[Page and application data records]

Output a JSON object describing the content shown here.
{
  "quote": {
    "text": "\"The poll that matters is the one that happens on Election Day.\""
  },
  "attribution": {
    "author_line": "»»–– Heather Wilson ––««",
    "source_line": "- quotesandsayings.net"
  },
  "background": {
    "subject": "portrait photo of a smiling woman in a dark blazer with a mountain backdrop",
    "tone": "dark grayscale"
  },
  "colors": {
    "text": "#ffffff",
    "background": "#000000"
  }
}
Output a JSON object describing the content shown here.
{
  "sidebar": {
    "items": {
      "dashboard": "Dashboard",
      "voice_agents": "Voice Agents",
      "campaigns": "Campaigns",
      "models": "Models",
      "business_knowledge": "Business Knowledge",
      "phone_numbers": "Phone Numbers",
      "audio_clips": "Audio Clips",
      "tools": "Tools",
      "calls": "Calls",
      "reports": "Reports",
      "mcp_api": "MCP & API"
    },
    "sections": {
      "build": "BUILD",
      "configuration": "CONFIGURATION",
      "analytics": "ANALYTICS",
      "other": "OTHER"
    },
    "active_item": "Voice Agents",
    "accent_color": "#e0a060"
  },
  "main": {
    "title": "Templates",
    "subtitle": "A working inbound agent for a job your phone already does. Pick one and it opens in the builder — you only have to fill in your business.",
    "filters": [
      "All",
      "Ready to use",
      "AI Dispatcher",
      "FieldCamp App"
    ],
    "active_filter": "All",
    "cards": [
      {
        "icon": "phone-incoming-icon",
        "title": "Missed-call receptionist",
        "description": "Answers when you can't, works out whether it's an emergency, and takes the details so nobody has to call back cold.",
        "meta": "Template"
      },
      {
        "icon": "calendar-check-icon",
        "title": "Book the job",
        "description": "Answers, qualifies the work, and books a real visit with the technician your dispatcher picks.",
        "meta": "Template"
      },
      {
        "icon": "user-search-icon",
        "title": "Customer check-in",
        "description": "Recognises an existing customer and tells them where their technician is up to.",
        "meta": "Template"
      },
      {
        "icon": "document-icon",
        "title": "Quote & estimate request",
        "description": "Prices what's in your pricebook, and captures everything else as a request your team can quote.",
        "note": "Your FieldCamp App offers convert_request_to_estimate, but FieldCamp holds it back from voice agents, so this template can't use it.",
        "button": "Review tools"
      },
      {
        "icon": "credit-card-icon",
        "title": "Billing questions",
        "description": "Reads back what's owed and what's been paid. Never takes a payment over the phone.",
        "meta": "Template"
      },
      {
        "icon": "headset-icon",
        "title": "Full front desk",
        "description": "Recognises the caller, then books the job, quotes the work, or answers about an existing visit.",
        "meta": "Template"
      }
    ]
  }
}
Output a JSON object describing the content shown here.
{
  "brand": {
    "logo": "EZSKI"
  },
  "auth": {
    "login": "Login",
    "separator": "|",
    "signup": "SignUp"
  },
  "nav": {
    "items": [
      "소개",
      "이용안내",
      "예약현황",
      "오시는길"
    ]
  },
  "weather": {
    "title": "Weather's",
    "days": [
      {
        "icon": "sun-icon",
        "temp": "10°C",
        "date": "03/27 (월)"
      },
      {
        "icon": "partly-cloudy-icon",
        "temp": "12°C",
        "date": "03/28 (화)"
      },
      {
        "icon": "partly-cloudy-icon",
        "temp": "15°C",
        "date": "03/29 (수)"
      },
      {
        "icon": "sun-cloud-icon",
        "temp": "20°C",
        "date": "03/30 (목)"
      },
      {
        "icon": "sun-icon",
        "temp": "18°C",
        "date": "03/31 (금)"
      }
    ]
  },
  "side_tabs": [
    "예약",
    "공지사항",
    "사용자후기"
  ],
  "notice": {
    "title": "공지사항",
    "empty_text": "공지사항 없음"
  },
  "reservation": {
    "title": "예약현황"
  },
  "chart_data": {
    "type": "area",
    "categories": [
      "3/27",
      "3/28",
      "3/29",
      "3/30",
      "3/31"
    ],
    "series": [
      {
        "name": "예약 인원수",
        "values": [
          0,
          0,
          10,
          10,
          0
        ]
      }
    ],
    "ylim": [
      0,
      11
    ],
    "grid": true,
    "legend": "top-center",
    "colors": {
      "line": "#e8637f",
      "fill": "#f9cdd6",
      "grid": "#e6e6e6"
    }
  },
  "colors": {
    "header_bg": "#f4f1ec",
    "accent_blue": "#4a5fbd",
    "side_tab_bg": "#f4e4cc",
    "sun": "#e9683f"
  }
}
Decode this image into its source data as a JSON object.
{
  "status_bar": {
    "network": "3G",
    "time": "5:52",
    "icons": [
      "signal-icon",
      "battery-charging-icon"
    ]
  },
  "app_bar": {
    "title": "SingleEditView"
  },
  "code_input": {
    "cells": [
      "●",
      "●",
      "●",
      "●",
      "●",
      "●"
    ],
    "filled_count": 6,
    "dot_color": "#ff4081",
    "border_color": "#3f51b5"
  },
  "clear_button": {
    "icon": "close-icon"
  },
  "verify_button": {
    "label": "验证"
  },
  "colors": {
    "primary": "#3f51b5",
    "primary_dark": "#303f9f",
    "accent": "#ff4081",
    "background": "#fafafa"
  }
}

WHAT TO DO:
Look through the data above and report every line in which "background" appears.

EXERCISE OUTPUT:
  "background": {
    "background": "#000000"
    "background": "#fafafa"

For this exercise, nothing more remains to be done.